Below is an example of just how much image area can be lost after the correction, something to be aware of when shooting detailed interior scenes such as this one.
|This is the image result after applying Upright.||Correcting for the skewing you see in this original version of the image means cropping off a significant portion from the bottom (indicated here by the shaded area).|
Okay, here's the update that may get overlooked, but one that has serious workflow implications for nearly every Lightroom user. Lightroom 5 public beta now lets you edit images that are offline. That's right, you're no longer prevented by the '?' icon from making Develop module adjustments to files on drives that are not plugged in.
This is made possible by Smart Previews. Built on the lossy DNG file format Adobe introduced back in Lightroom 4, a Smart Preview is a lower resolution (2540 pixels in the long dimension) DNG file that takes up only a small fraction of a full-size DNG file. When available, Lightroom will use this Smart Preview to provide an image preview in the Develop module. Best of all, any edits you make to the photo are re-associated with to the original raw file and its 1:1 preview once the file is brought back online.
|In the Library module you can selectively generate Smart Previews by clicking on the Original Photo box underneath the histogram. That brings up a dialog window explaining the rationale behind Smart Previews along with a confirmation button.|
The only catch here is that you must proactively generate a Smart Preview with the image still online. You can do this to a single or multiple images by checking the Original Photo box shown above. You can also turn on an option to create Smart Previews upon each new Import session.

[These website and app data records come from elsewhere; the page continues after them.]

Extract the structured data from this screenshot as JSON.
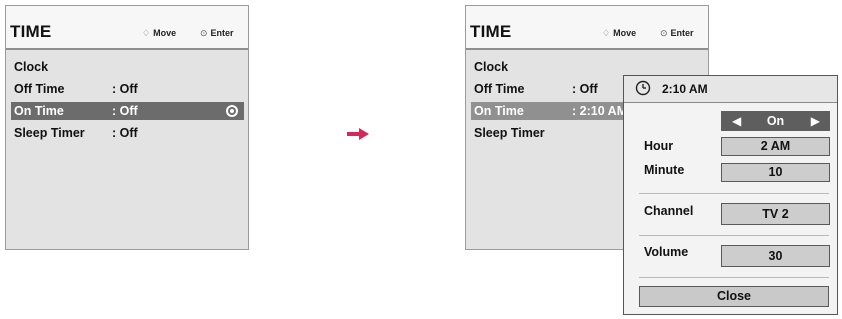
{
  "left_menu": {
    "title": "TIME",
    "hint_move": "Move",
    "hint_enter": "Enter",
    "items": [
      {
        "label": "Clock",
        "value": ""
      },
      {
        "label": "Off Time",
        "value": ": Off"
      },
      {
        "label": "On Time",
        "value": ": Off"
      },
      {
        "label": "Sleep Timer",
        "value": ": Off"
      }
    ]
  },
  "right_menu": {
    "title": "TIME",
    "hint_move": "Move",
    "hint_enter": "Enter",
    "items": [
      {
        "label": "Clock",
        "value": ""
      },
      {
        "label": "Off Time",
        "value": ": Off"
      },
      {
        "label": "On Time",
        "value": ": 2:10 AM"
      },
      {
        "label": "Sleep Timer",
        "value": ""
      }
    ]
  },
  "popup": {
    "title": "2:10 AM",
    "onoff_value": "On",
    "hour_label": "Hour",
    "hour_value": "2 AM",
    "minute_label": "Minute",
    "minute_value": "10",
    "channel_label": "Channel",
    "channel_value": "TV 2",
    "volume_label": "Volume",
    "volume_value": "30",
    "close_label": "Close"
  },
  "glyphs": {
    "move": "♢",
    "enter": "⊙",
    "left": "◀",
    "right": "▶"
  },
  "colors": {
    "selected_row": "#6c6c6c",
    "arrow": "#d6265a"
  }
}
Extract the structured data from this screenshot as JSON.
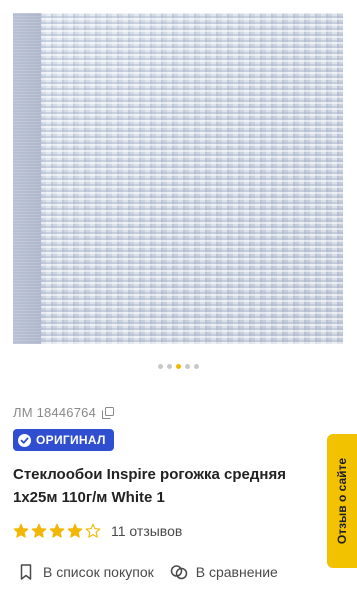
{
  "carousel": {
    "total": 5,
    "active_index": 2
  },
  "product": {
    "sku_label": "ЛМ 18446764",
    "badge_label": "ОРИГИНАЛ",
    "title": "Стеклообои Inspire рогожка средняя 1х25м 110г/м White 1",
    "rating": 4,
    "rating_max": 5,
    "reviews_label": "11 отзывов"
  },
  "actions": {
    "shopping_list_label": "В список покупок",
    "compare_label": "В сравнение"
  },
  "feedback": {
    "label": "Отзыв о сайте"
  },
  "colors": {
    "badge_bg": "#2f4fd0",
    "star": "#f2b705",
    "feedback_bg": "#f2c200",
    "dot_active": "#f2b705",
    "dot_inactive": "#c8c8c8"
  },
  "icons": {
    "copy": "copy-icon",
    "badge": "check-shield-icon",
    "shopping_list": "bookmark-icon",
    "compare": "compare-icon"
  }
}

While this may just seem like a boon to those who don't want the hassle of plugging in missing drives, what's really valuable is the ability to export your Lightroom catalog, using only Smart Previews, to a laptop with smaller storage capacity than your desktop machine when traveling. This makes it feasible to not only add metadata but to edit any images in your existing catalog while on the road without lugging around numerous external hard drives for storage.
How much space do you save? We're still running comparisons, but in a Lightroom 5 public beta test catalog containing 1100 raw files, the standard Previews.lrdata file (which contained 1:1 previews) took up 3.65GB of storage. We exported this same catalog of images using only Smart Previews and the resulting Smart Preview.lrdata file weighed in at a meager 420MB. The size of each Lightroom catalog (.lrcat) itself was essentially identical.